The world’s top-ranked scrabble player from Bangkok has spoken out regarding an article published on Daily Mail which accused him of speaking “NO English” and using Google Translate to answer their journalist’s questions.
“Man of letters: Thai computer programmer is third best Scrabble player in the world despite speaking NO ENGLISH,” the headline read.
Komol Panyasophonlert, 31, shared screenshots of his interview with a UK journalist, which was done via Facebook messages. Komol said he believed his written answers led the so-called journalist to write that he does not speak English at all.
“Ok. it’s time to defend myself. These are what I answered the journalist that made him think I used Google translate [sic],” Komol wrote on Facebook.

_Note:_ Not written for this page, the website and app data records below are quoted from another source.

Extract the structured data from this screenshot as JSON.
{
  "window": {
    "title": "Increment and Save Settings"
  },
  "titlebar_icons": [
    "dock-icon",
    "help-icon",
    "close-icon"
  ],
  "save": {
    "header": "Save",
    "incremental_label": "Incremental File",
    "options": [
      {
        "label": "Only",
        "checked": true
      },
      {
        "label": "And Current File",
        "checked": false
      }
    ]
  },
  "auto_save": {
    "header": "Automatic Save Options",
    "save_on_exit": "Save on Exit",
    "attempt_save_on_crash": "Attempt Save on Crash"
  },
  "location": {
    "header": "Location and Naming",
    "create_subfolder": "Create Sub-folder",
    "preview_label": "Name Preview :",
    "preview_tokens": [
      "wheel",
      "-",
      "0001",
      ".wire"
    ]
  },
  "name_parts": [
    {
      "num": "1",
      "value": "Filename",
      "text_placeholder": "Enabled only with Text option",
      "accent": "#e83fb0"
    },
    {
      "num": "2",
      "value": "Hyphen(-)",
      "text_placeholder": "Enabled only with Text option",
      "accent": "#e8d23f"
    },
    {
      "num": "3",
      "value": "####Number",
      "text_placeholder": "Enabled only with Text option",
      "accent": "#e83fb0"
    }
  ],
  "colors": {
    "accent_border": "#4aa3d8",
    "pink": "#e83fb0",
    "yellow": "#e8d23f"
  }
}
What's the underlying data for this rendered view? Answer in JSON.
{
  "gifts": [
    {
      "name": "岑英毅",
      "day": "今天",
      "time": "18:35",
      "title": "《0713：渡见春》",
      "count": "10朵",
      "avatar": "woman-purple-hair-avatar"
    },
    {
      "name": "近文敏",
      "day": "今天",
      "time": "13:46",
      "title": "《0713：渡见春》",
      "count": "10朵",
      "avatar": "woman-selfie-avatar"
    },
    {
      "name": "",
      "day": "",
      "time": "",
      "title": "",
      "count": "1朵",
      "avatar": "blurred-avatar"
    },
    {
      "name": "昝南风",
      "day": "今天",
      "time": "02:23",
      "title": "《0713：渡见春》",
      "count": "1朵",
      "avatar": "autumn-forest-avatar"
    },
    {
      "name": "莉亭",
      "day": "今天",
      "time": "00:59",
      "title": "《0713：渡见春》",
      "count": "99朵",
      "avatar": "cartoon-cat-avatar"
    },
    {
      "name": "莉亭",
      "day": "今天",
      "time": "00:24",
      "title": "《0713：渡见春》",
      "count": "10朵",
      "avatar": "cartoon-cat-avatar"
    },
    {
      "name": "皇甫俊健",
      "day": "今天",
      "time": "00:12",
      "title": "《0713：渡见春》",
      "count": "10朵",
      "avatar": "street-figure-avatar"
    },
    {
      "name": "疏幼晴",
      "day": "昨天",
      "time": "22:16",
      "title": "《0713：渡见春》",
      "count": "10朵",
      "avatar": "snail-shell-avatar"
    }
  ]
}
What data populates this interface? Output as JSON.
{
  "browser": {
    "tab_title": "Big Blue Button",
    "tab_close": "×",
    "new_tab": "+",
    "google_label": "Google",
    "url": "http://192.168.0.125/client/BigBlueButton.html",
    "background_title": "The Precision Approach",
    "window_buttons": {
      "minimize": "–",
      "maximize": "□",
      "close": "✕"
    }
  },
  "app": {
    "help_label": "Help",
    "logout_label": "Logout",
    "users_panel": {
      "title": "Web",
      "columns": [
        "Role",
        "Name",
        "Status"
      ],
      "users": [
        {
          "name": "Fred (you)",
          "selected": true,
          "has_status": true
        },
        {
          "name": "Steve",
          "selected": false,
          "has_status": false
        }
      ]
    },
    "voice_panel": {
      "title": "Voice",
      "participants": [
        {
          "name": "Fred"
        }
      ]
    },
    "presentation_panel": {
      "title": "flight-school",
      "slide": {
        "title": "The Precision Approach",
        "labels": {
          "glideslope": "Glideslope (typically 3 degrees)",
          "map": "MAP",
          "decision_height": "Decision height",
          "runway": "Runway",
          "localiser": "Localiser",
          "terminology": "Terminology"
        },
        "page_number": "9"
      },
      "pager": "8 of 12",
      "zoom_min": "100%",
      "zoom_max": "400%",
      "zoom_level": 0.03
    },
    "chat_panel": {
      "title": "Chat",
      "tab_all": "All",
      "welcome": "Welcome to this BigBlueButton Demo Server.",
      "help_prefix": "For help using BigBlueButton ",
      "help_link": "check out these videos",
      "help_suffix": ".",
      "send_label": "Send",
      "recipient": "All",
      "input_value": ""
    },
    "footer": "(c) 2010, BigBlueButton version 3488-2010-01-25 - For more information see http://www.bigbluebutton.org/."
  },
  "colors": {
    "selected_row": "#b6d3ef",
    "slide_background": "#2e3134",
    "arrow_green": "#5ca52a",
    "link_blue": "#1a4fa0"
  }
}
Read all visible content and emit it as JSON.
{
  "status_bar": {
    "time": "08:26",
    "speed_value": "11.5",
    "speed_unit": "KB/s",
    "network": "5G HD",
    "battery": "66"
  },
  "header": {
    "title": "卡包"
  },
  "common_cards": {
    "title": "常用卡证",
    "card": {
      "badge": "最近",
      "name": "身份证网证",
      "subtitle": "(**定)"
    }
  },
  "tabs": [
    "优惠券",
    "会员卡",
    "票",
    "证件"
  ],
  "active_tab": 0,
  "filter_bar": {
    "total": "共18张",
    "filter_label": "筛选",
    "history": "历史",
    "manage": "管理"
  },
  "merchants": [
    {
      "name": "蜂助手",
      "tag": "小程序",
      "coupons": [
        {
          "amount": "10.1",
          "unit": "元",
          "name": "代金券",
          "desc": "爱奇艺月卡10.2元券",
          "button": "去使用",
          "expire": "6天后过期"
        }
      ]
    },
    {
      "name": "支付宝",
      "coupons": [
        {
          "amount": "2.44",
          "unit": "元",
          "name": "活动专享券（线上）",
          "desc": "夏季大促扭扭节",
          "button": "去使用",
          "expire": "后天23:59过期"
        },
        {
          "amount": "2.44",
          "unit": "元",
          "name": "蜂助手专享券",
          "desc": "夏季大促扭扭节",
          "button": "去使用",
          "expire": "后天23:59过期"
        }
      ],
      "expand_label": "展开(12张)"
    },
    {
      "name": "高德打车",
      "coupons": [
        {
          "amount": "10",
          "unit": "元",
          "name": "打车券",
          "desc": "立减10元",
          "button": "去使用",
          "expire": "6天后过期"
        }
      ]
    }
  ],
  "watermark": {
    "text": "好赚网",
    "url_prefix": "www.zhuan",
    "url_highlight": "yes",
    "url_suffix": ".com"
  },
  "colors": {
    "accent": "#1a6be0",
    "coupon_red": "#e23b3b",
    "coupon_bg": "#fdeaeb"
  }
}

In their conversation, Komol only suggested that it would be easier to respond via Facebook messages to give detailed answers. It did not say his reason was because he couldn’t speak English. So basically, Komol was doing the guy a favor to ensure he got his story.
The Daily Mail story was run under the byline of Charlie Moore, who wrote Komol “does not speak a single word of English” and that he “relies on Google Translate for written communication.”
Previously, AFP also ran a similar story on Komol which suggested he was the top Scrabble player who “struggled to string an English sentence together.”
Thais use English as a foreign language, and common Thai schools focus on teaching the students written English and grammar, rather than speaking skills. Therefore, some Thais may not have too much experience with casual conversation or need time to think about how they should arrange a sentence when they speak English.
But judging from his answers to Daily Mail, Komol’s English is way above average.
Komol’s response went viral on social media after a Change.org activist shared it along with some insightful comments, calling out Charlie Moore for being a “racist,” as the article also included an unnecessary note that Komol lives with his parents, which is expected in most Asian cultures.
“I hope you know you can’t judge people who are from a different race because you don’t know their context and, in this modern world, we call these narrow-minded people ‘RACISM’ [sic],” commenter Hatai Limprayoonyong wrote.